Material supplied: Begin

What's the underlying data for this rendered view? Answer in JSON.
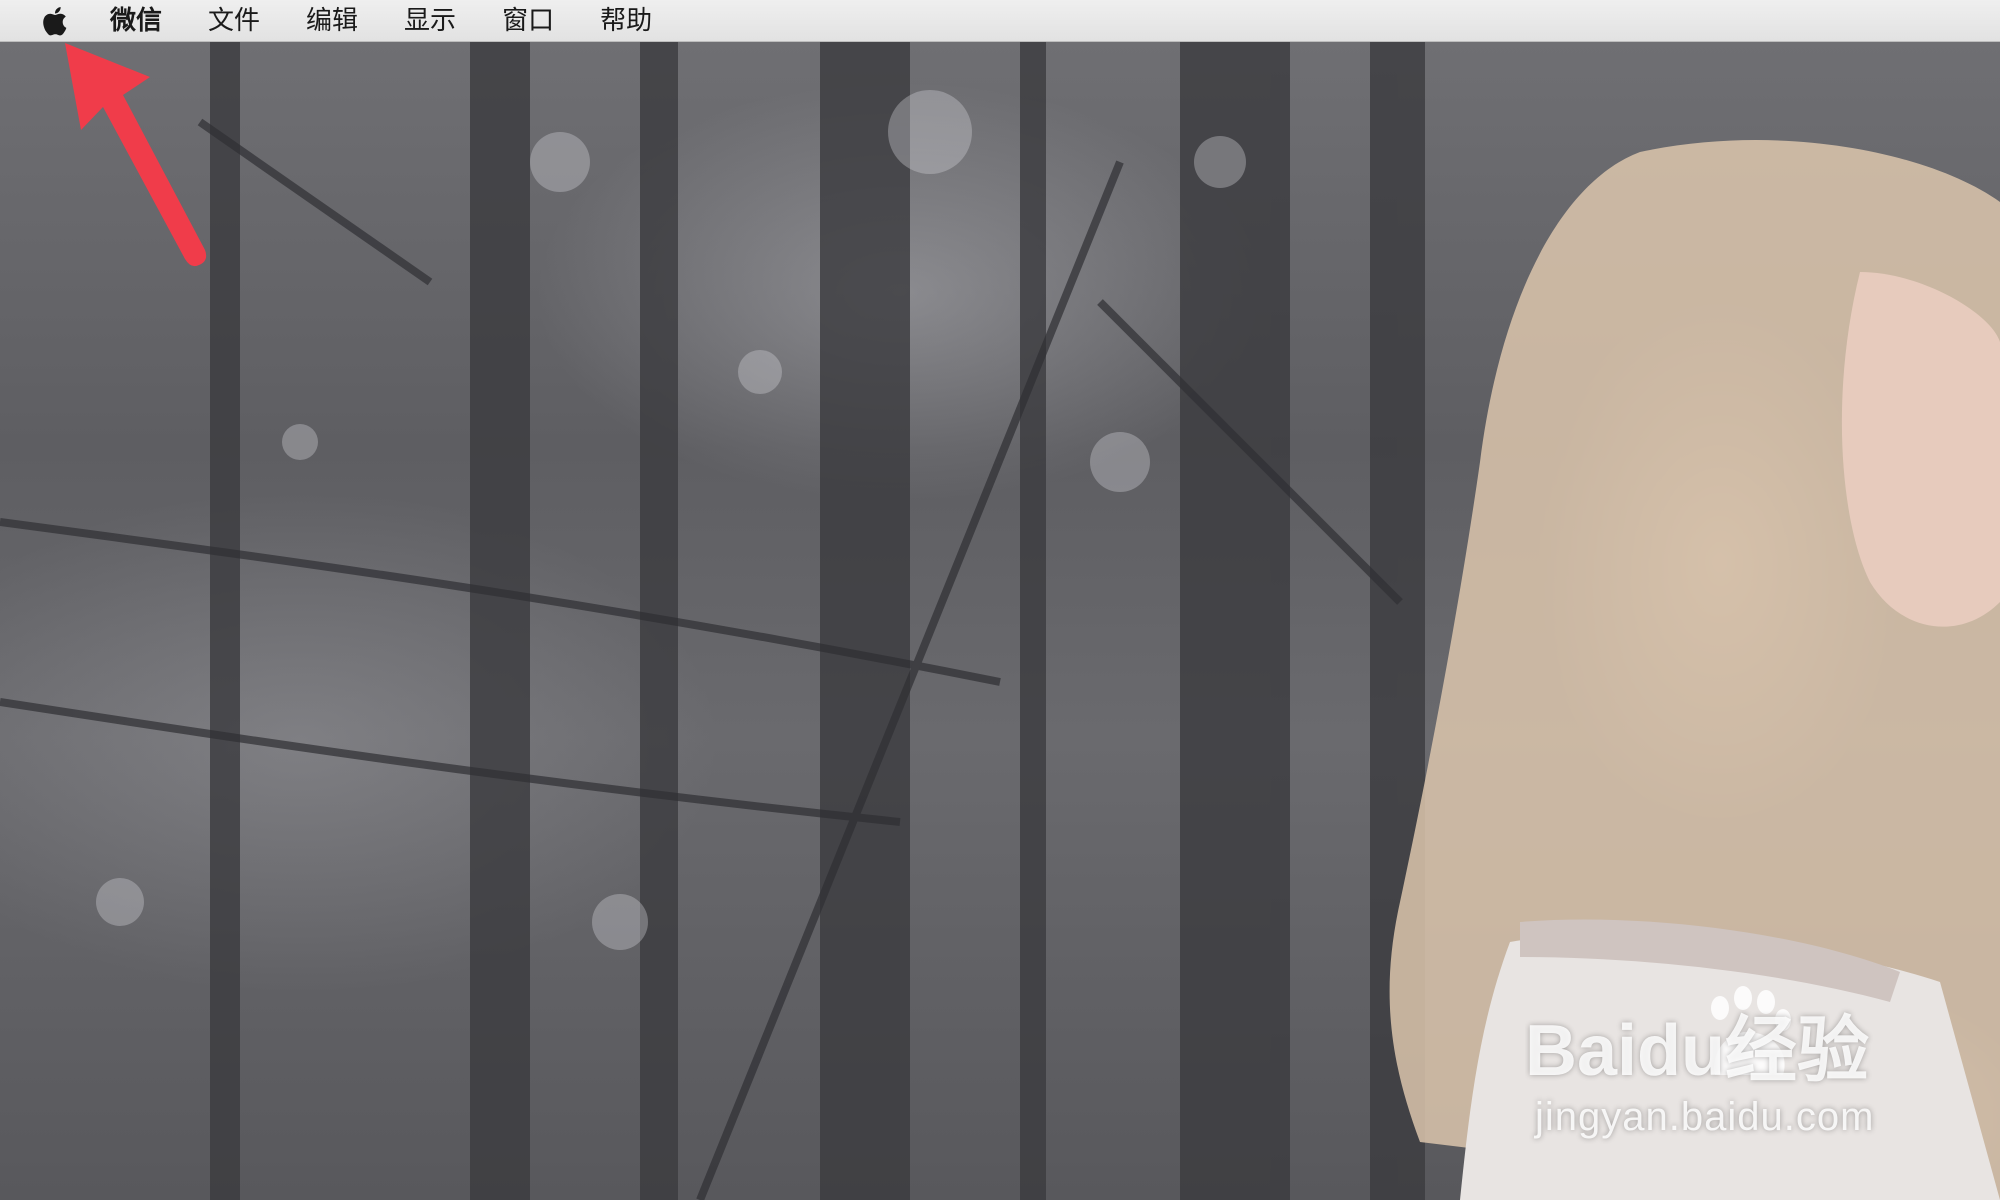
{
  "menubar": {
    "apple_icon": "apple-logo-icon",
    "app_name": "微信",
    "items": [
      {
        "label": "文件"
      },
      {
        "label": "编辑"
      },
      {
        "label": "显示"
      },
      {
        "label": "窗口"
      },
      {
        "label": "帮助"
      }
    ]
  },
  "annotation": {
    "arrow_color": "#f03c4a",
    "icon": "red-arrow-icon"
  },
  "watermark": {
    "logo_text": "Baidu经验",
    "url": "jingyan.baidu.com"
  },
  "colors": {
    "menubar_bg": "#e8e8e8",
    "menu_text": "#1a1a1a",
    "accent": "#f03c4a"
  }
}
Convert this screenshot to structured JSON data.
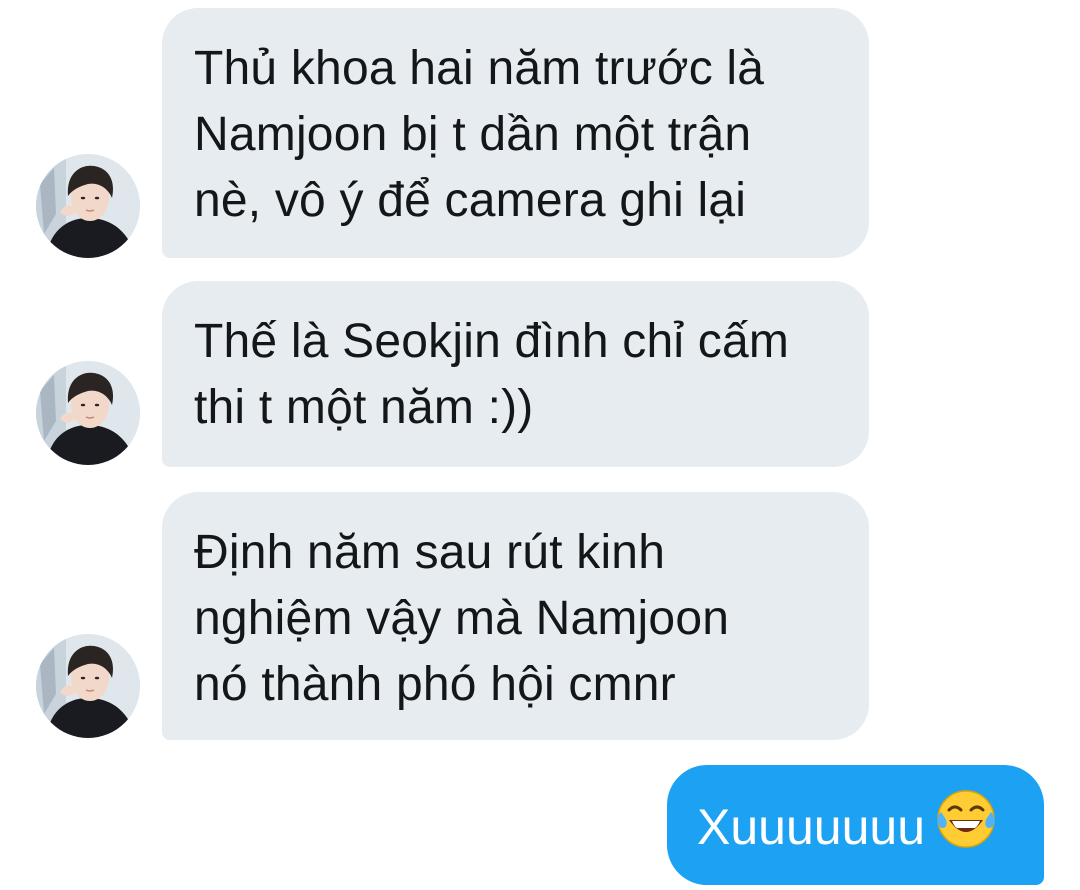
{
  "messages": [
    {
      "direction": "incoming",
      "lines": [
        "Thủ khoa hai năm trước là",
        "Namjoon bị t dần một trận",
        "nè, vô ý để camera ghi lại"
      ]
    },
    {
      "direction": "incoming",
      "lines": [
        "Thế là Seokjin đình chỉ cấm",
        "thi t một năm :))"
      ]
    },
    {
      "direction": "incoming",
      "lines": [
        "Định năm sau rút kinh",
        "nghiệm vậy mà Namjoon",
        "nó thành phó hội cmnr"
      ]
    },
    {
      "direction": "outgoing",
      "text": "Xuuuuuuu",
      "emoji": "face-with-tears-of-joy-icon"
    }
  ],
  "colors": {
    "incoming_bubble": "#e6ecf0",
    "outgoing_bubble": "#1da1f2",
    "incoming_text": "#14171a",
    "outgoing_text": "#ffffff"
  }
}
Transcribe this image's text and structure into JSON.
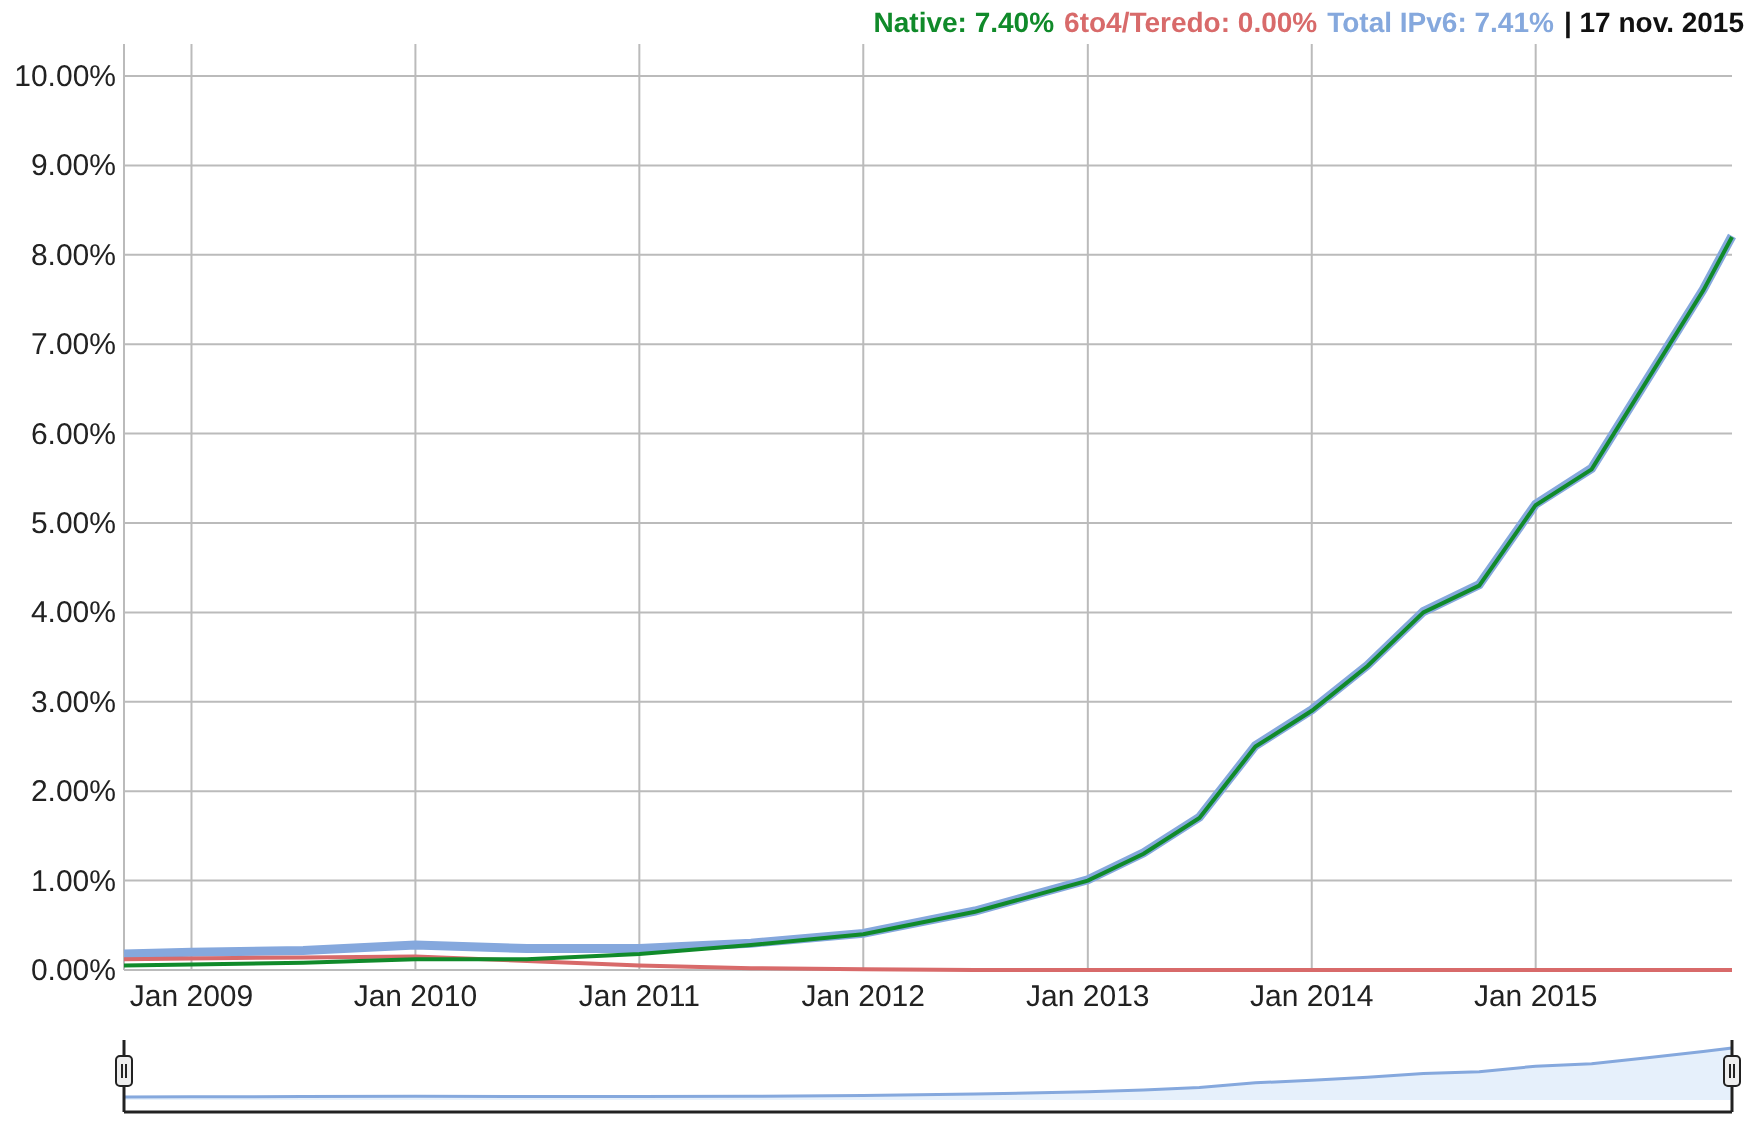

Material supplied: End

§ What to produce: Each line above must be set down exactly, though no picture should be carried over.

§ Response to this task:
What's the underlying data for this rendered view? Answer in JSON.
{
  "menubar": {
    "apple_icon": "apple-logo-icon",
    "app_name": "微信",
    "items": [
      {
        "label": "文件"
      },
      {
        "label": "编辑"
      },
      {
        "label": "显示"
      },
      {
        "label": "窗口"
      },
      {
        "label": "帮助"
      }
    ]
  },
  "annotation": {
    "arrow_color": "#f03c4a",
    "icon": "red-arrow-icon"
  },
  "watermark": {
    "logo_text": "Baidu经验",
    "url": "jingyan.baidu.com"
  },
  "colors": {
    "menubar_bg": "#e8e8e8",
    "menu_text": "#1a1a1a",
    "accent": "#f03c4a"
  }
}
Convert this screenshot to structured JSON data.
{
  "messages": [
    {
      "direction": "incoming",
      "lines": [
        "Thủ khoa hai năm trước là",
        "Namjoon bị t dần một trận",
        "nè, vô ý để camera ghi lại"
      ]
    },
    {
      "direction": "incoming",
      "lines": [
        "Thế là Seokjin đình chỉ cấm",
        "thi t một năm :))"
      ]
    },
    {
      "direction": "incoming",
      "lines": [
        "Định năm sau rút kinh",
        "nghiệm vậy mà Namjoon",
        "nó thành phó hội cmnr"
      ]
    },
    {
      "direction": "outgoing",
      "text": "Xuuuuuuu",
      "emoji": "face-with-tears-of-joy-icon"
    }
  ],
  "colors": {
    "incoming_bubble": "#e6ecf0",
    "outgoing_bubble": "#1da1f2",
    "incoming_text": "#14171a",
    "outgoing_text": "#ffffff"
  }
}
Transcribe this image's text and structure into JSON.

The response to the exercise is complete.